Plan your journey
- Unless you’re an incredibly persuasive talker, you’re unlikely to get the job if you turn up an hour late for your interview, so it’s absolutely integral to plan your journey beforehand.
- If you’re going by car, try driving past the location in advance so that you know the route, or if you really want to be prepared for any possible scenario, then seek out an alternative route there.
- If you’re going by train or bus, then check the departure and arrival times in advance and keep an eye on any maintenance work on the lines or anything else that could cause a delay.
- If you’re lucky enough to be able to walk to your job interview, ensure that you know exactly where the office is and that you can gain access to the building – you don’t want to be stuck outside while your potential new boss thinks you just haven’t turned up.

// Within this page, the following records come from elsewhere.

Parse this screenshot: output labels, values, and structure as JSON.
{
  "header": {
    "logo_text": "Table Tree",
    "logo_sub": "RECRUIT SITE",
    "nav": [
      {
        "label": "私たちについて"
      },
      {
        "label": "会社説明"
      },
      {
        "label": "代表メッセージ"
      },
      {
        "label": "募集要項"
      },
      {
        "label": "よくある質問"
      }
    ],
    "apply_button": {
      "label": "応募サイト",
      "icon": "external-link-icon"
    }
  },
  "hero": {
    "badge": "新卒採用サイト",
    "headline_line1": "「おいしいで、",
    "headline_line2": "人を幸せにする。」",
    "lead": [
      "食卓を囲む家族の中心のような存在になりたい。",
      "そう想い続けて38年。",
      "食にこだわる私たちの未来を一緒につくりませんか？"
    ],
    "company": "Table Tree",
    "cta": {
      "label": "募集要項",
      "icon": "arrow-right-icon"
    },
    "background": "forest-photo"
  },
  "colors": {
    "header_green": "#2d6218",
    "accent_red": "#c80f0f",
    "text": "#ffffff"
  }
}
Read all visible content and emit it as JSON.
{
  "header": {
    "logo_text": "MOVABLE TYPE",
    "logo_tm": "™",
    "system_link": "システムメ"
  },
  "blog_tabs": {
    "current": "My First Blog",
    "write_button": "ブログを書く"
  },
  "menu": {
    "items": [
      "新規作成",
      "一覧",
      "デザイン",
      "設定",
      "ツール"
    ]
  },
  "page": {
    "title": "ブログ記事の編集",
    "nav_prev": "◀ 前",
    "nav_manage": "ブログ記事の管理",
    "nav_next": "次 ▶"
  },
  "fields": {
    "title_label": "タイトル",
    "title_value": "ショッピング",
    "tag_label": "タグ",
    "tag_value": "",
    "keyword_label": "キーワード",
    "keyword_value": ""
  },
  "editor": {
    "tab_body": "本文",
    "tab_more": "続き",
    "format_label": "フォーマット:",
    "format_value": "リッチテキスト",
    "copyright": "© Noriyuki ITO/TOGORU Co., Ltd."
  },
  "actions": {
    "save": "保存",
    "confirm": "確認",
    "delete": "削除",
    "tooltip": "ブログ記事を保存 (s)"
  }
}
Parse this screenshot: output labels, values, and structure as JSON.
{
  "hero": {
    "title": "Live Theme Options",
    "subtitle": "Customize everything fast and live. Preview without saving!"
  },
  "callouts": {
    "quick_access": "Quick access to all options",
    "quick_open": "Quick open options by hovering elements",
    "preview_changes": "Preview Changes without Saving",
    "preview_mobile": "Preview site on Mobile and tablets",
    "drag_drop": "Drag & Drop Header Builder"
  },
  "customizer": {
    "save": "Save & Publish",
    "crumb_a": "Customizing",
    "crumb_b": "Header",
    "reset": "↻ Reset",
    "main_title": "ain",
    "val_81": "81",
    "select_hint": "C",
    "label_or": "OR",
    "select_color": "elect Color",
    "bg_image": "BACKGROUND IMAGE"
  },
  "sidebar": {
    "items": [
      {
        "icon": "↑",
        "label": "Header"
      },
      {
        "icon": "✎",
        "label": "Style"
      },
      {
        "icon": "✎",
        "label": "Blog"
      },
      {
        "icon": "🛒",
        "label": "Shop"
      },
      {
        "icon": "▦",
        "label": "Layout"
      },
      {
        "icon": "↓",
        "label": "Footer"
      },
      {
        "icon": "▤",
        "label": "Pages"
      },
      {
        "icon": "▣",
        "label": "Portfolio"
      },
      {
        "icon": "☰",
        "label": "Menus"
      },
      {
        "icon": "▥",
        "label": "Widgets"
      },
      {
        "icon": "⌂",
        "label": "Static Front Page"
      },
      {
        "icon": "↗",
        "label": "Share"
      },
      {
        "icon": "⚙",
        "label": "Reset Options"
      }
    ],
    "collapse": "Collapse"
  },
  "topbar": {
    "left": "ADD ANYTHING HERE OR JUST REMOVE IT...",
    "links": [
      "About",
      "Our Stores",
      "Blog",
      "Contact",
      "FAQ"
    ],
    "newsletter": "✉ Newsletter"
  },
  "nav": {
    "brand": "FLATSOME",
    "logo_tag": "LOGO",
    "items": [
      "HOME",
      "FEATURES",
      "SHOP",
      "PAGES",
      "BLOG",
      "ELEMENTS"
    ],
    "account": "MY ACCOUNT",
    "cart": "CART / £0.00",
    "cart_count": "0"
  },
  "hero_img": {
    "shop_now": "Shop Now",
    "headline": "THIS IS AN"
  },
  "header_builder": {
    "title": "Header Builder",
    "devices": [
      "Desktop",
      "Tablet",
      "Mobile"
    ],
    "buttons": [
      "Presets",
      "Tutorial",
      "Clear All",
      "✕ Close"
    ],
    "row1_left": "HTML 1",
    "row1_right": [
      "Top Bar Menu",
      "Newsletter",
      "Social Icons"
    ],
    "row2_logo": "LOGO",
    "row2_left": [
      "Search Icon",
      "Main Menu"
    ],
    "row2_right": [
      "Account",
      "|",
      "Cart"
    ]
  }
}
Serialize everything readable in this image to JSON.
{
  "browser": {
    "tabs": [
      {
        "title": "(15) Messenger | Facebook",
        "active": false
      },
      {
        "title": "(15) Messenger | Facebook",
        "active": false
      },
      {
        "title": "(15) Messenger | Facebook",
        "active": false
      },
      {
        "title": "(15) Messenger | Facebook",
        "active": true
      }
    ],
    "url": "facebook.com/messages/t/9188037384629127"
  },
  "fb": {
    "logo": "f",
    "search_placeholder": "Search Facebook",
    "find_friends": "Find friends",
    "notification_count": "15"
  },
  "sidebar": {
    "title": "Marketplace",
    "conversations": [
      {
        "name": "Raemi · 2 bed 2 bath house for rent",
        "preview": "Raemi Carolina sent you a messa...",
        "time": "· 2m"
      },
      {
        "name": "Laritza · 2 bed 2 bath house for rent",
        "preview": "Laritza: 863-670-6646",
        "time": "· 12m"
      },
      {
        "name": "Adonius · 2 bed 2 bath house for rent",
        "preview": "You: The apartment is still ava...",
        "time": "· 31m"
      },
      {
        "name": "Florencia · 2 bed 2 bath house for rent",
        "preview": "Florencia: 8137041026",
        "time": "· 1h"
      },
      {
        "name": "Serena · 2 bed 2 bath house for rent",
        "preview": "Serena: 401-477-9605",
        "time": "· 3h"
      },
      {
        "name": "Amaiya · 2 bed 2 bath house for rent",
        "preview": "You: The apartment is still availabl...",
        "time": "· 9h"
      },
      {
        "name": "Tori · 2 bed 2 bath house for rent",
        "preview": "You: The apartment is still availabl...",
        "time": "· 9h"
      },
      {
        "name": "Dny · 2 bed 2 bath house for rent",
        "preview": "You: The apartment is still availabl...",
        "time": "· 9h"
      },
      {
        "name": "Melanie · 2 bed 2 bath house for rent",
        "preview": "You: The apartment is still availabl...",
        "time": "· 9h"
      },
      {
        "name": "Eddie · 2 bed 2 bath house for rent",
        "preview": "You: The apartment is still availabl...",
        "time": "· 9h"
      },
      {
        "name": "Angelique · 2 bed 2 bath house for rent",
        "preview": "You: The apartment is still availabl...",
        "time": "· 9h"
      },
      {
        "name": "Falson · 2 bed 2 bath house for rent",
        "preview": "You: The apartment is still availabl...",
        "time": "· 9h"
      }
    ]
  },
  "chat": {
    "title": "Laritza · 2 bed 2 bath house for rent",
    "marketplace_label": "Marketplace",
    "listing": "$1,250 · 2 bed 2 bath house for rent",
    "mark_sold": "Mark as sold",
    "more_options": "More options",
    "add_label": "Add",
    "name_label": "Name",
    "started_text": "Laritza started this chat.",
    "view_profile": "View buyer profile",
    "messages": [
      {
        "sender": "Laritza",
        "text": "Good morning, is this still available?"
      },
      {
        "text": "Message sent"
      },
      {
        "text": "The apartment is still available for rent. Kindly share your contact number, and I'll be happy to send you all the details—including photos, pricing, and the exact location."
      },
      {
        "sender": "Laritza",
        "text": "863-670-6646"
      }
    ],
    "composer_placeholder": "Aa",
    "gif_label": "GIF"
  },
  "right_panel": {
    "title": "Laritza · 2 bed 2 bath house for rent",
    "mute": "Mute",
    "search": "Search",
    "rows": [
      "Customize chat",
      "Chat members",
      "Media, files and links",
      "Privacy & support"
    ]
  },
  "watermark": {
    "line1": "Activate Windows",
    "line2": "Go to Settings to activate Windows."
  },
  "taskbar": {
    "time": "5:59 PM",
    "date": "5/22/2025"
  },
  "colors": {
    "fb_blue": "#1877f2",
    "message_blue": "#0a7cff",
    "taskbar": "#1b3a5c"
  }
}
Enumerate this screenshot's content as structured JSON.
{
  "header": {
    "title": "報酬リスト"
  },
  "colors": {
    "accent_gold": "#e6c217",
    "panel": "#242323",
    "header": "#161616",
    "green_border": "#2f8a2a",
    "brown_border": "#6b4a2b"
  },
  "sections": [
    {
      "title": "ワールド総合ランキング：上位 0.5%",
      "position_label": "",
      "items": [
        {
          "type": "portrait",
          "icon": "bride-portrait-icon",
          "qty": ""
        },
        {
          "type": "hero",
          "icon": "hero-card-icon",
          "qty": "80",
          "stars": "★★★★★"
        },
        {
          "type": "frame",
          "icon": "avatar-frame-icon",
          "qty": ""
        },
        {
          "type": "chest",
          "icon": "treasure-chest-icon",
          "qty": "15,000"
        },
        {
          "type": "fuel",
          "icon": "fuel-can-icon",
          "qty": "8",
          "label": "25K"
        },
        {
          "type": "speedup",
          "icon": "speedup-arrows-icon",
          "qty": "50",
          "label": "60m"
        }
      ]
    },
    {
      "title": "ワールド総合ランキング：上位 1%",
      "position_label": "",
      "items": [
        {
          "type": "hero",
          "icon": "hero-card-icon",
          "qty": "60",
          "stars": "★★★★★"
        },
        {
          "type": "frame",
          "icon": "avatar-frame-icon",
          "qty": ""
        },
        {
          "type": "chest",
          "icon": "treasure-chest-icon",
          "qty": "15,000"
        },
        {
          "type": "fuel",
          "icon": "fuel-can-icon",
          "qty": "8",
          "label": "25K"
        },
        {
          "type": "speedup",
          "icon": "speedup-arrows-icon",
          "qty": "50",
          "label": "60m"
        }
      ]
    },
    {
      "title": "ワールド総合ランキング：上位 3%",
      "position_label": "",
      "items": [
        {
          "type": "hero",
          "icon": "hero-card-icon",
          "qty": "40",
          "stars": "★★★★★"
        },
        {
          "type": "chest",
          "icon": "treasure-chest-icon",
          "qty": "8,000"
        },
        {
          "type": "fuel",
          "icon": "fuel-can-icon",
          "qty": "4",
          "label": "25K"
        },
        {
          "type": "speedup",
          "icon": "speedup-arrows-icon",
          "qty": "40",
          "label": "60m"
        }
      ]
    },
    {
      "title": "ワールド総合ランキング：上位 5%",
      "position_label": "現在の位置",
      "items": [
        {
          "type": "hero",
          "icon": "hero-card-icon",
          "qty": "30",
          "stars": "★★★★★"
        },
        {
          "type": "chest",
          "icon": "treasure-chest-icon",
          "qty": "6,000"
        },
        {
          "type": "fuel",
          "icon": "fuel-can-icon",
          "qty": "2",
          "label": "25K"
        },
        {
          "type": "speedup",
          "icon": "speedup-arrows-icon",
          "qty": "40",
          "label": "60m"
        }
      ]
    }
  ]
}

- Aim to arrive around 15 minutes before your interview, so bear this in mind when planning your journey.
- It’s not always easy to relax on the night before a job interview, and that’s why it’s important to give yourself the best chance of getting a good night’s sleep, so go to bed relatively early and set your alarm.
- If you really can’t sleep though, just have a coffee or two in the morning (but no more) – after all, you’ve only got to be alert for the short duration of an interview.
Read the news
- It may not seem like the most obvious part of preparation, but it’s always worth reading the news on the morning of a job interview – particularly at times like these when there so many developments happening on a daily basis.
- Many employers like to see that potential recruits are aware of the goings on both in their industry and in the wider economy, so don’t be surprised if they throw in a question about what impact you think X will have on their business.
- If you’re unsure of the dress code then always dress smartly. Turning up in just trousers and a shirt can give the impression that your attention to detail might be lacking, so get your suit ready and ironed the night before.
- There’s no need to buy anything new (unless your wardrobes consists entirely of band t-shirts or football tops), but try to wear something that will make you look smart but also feel comfortable.
- Men should remember to shave, and women should refrain from wearing any strong fragrances or too much make-up and jewellery.
- Smokers should attempt to resist the urge to light up immediately before the job interview.
- It’s also a good idea to bring your CV with you – and a portfolio of your previous work as well if it may be appropriate.
- The employer will almost certainly have your CV and application form to hand, but taking a copy with you shows that you have considered all possibilities.
- The interviewer may not have asked to see any of your past work, but bringing along a few relevant examples is unlikely to hurt your chances.
- Also, take along your notes so that you can do some final revision, as well as some cash in case you need to get a last-minute taxi.
- A major part of the interview process is staying calm. While some people will find this more natural than others, you can help yourself by taking a deep breath after your first sentence. This will really help you to relax and give yourself time to adapt to the situation – especially if you’re asked to start your interview with a short presentation.
- If you get nervous then there’s a good chance that your mouth will become dry, so bring a bottle of water with you – and don’t presume that you’ll be offered a drink when you arrive.
- Another easy tip is simply to sit up straight. Not only will this make you look more professional, but it will also ensure that you’re voice better projects. Even if you’re a complete wreck on the inside, sitting up straight means that it’s less likely to show.
- Finally, if you’ve managed to secure a job interview then you must be doing something right, so take that confidence in with you.
- Don’t worry about what the interviewer is thinking – if you go in with a clear idea of the points and image that you want to get across then you’ll have a far greater chance of being successful.
- One of the best ways to do this is to rehearse what you’re going to say. If preparing your exact answers makes you feel more comfortable, then do that, but it’s probably best to just outline the points that you want to make in response to each possible question. This is likely to make you seem more open, honest and genuine